HOPE — In 31 years, the Hobbs Pond Swim has come full circle.

While the world moves at lightning speed into the future, this informal gathering of athletic-minded, outdoors-loving people on the shore of this 266-acre waterway went off on Saturday, Aug. 13 as it might have when it first began three-plus decades ago.

Simply and strictly for fun — socially and athletically.

Lola Black, front, and Sadie Woodruff. Photo by Ken Waltz

That was the case on Saturday morning under glorious later-summer weather as 22 hardy souls turned out to swim the half-mile, close-to-shore course to celebrate their love and respect of the town, pond, swimming and, of course, each other.

Namely, a splashing good time was had by all — in a chilled-out-sort-of-way, of course.

Lola Black, 14, of Camden finished first overall, while Adam Obst, 39, of Hope was the first male swimmer in the 31st event.

The traditional course was a half-mile, with options of shorter distances of .375th and .47th of a mile.

Larkin Mott. Photo by Ken Waltz

The morning swim was a celebration of the town, its people and their love for the outdoors — and, specifically, this body of water.

“I feel blessed to a part of the Hope community after moving here four years ago,” said Ruth Jahn, who co-organizes the event with Damon McClure. “Exercise, being outside, tradition and community involvement are important to me, and what I want my children to experience. This event seems to encompass all of the above, and I love that.”

Many have been involved with the event, which started as a humble swim, grew to include dozens of swimmers, many of them younger and college-level swimmers, which lent itself to a more competitive atmosphere. It has returned to its more in informal roots in recent years.
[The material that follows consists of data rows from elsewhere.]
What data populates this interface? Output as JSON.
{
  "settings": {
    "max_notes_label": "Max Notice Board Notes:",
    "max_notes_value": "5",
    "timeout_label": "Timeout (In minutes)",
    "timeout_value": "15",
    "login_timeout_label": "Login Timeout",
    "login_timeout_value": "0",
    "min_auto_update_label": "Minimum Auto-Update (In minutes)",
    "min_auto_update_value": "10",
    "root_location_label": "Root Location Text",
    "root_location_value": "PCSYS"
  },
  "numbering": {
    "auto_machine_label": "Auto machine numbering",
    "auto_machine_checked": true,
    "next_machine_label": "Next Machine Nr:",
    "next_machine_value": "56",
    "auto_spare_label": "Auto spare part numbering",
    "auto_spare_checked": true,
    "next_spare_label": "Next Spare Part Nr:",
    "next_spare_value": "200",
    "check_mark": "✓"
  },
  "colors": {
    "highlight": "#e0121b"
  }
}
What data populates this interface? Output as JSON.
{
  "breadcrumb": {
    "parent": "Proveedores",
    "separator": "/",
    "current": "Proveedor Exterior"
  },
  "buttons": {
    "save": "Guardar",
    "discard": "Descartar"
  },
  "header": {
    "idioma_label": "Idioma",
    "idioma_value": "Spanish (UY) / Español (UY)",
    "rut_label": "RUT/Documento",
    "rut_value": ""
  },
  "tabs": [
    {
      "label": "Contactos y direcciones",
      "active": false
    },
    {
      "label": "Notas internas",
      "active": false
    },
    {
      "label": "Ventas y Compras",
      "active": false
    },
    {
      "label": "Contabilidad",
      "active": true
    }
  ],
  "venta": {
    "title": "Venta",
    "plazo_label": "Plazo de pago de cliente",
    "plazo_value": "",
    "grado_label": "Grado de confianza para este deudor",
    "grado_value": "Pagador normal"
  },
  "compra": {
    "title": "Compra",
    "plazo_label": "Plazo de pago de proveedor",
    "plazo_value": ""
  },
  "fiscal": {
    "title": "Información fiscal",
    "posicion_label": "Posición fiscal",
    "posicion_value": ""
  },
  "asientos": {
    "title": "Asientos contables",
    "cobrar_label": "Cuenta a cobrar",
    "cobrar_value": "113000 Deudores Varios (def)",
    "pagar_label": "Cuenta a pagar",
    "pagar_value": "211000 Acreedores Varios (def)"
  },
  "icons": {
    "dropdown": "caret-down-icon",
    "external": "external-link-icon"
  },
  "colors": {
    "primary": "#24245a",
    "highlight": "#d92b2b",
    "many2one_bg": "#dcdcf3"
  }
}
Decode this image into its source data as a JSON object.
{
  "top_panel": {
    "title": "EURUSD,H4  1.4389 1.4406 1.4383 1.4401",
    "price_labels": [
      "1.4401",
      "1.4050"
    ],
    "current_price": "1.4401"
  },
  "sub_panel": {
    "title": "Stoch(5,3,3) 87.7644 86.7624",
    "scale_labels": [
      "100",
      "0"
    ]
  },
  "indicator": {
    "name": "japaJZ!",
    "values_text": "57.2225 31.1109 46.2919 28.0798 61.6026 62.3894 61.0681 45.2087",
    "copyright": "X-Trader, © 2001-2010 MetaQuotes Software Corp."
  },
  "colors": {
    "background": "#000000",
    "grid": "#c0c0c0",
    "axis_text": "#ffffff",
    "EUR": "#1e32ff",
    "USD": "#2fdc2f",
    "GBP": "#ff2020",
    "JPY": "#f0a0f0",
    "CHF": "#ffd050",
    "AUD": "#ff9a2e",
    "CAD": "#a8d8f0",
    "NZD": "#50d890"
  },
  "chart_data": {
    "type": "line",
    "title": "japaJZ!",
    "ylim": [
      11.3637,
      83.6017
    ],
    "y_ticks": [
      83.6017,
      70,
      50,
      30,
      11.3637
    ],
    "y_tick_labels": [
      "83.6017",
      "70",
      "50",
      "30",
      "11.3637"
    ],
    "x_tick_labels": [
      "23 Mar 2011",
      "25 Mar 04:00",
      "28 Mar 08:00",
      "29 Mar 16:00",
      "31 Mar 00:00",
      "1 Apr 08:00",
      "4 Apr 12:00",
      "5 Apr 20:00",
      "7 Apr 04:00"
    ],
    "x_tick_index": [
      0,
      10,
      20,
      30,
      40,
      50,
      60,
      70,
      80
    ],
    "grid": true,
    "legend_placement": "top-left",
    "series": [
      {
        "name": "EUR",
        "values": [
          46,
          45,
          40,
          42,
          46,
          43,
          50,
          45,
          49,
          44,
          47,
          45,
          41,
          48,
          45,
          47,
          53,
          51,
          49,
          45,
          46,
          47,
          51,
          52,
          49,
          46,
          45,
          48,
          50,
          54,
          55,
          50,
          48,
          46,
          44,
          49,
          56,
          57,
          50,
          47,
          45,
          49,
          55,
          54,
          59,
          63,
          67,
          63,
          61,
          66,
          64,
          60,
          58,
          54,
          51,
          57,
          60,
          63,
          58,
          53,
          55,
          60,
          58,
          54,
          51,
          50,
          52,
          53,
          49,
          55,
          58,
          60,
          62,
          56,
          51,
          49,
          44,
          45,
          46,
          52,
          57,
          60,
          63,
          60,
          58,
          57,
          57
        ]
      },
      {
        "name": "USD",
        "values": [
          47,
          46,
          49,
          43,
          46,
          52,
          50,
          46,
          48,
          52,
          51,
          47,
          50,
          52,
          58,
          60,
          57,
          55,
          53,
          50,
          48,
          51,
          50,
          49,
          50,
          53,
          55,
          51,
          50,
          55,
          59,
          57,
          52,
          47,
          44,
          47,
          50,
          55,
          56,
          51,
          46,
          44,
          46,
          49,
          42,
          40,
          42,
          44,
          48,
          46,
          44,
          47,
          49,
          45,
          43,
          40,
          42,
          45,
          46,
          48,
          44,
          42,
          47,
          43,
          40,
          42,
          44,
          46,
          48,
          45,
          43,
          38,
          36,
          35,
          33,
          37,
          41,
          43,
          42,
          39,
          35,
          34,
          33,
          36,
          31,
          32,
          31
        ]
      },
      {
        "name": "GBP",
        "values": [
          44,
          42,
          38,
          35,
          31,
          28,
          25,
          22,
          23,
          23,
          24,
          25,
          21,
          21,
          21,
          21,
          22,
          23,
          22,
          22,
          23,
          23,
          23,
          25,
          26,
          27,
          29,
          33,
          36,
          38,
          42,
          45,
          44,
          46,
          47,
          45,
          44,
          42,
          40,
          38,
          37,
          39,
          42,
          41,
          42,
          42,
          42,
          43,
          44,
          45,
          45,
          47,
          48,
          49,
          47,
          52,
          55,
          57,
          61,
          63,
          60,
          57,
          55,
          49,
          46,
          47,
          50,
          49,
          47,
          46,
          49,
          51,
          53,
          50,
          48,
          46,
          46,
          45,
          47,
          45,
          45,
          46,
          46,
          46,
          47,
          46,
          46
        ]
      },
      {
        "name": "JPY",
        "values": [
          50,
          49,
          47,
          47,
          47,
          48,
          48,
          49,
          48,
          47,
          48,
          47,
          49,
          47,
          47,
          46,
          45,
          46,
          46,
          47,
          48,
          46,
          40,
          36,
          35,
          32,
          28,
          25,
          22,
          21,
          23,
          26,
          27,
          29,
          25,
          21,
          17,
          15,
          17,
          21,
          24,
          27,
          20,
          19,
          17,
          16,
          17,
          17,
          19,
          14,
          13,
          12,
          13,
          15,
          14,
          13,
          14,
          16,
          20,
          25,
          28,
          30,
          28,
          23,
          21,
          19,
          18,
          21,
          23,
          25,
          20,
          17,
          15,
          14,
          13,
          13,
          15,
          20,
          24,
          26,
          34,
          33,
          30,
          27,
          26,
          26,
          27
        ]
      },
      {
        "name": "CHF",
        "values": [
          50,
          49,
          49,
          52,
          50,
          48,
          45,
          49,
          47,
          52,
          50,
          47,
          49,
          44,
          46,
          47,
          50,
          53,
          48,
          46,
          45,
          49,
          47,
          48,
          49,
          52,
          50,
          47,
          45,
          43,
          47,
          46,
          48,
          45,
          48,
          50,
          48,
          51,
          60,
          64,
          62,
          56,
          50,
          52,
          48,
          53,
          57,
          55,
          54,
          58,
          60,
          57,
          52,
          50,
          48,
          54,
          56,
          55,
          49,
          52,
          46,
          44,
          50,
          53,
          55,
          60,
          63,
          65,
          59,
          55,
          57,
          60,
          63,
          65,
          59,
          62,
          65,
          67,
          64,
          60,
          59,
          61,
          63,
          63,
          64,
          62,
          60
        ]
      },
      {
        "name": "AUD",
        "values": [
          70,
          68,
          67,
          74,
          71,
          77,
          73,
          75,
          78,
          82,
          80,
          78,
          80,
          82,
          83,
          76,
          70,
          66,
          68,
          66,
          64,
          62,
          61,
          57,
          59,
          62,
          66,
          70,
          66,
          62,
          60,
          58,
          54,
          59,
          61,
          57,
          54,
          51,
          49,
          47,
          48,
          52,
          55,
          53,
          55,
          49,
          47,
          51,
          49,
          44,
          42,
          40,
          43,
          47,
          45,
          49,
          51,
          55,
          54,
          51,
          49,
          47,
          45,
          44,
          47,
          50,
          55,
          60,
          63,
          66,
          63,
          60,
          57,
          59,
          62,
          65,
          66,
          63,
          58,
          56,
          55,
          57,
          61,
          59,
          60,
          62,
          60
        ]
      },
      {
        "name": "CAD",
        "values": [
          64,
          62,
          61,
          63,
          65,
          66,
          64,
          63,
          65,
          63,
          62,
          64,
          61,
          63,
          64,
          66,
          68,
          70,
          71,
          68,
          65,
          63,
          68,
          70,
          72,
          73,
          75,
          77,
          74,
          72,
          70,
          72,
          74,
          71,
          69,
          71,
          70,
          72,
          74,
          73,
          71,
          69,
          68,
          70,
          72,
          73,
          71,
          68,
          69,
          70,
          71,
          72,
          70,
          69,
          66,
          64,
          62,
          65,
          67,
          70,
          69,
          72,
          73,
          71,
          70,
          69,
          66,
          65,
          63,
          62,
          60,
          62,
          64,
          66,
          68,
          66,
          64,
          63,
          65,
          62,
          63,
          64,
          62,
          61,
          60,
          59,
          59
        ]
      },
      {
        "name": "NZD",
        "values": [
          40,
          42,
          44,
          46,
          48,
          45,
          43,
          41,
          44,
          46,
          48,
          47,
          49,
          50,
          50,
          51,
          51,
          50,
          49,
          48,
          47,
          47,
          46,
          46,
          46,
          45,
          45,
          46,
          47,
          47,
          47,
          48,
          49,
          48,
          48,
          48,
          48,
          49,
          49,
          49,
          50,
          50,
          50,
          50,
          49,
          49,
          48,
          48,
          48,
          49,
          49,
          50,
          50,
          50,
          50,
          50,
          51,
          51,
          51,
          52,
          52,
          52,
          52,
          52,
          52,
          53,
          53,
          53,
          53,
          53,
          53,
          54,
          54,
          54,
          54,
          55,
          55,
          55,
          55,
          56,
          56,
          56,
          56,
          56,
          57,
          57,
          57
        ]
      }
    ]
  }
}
Spotters in their kayaks. Photo by Ken Waltz

There were, of course, a handful of young, talented swimmers — members of the Camden Hills Regional High School and Penobscot Bay YMCA Sailfish youth swim squads — who participated.

One longtime, respected participant was Bill Jones, 85, of Hope, who has been instrumental in keeping the event afloat, so to speak.

“The groundwork has definitely been laid by Bill and his family, so helping to organize this, along with all Damon’s hard work, isn’t much at all. It’s been my pleasure,” Jahn said.

Bill Jones. Photo by Ken Waltz

The event also includes a number of spotters sitting in different watercraft, especially colorful kayaks.

The event certainly has a community feel, especially for the people of this small Knox County community and specifically those who live or summer around the five-mile perimeter, 20-foot deep waterway.

The swim, which includes locals, summer visitors, fathers, daughters, sisters, brothers and assorted family members, takes place near the pond’s public beach off Barnestown Road.

On Saturday, the swimmers, who from as far away at Maryland and Colorado, were as young as 12 and as old as 85, with a number of participants in their 50s, 60s and 7os.

After the swim, there was a social gathering at Hope General Store.

There were no official times or places recorded.

The following are the names, ages and towns of the 2022 participants: Kathy Bourque Parker, 56, Owls Head; Sheri Dacso, 72, Spruce Head; Sadie Woodruff, 18, Camden; Scott Woodruff, 53, Camden; Susie Rardin, 72, Spruce Head; Bill Jones, 85, Hope; Mark Vannini, 50, Hope; Heidi Vannini, 50, Hope; Alison Jones, 45, Somerville, Mass.; Jonathan Blum, 62, Harrison, N.Y.; Adam Obst, 37, Hope; Lola Black, 14, Camden; Mary Wagner, 29, Hope; Anne Walker, 57, Oxford, Md.; Lily Mott, 16, Lincolnville; Larkin Mott, 12, Lincolnville; Gwyneth Jones, 43, Boston, Mass.; Iris Eckelman, 13, Boston, Mass.; Sara Gagan, 72, Hope; Dan Dalrymple, 51, Rockland; Ella Benjamin, 13, Woodridge, N.J.; and Alise Curry, 59, Longmont, Colo.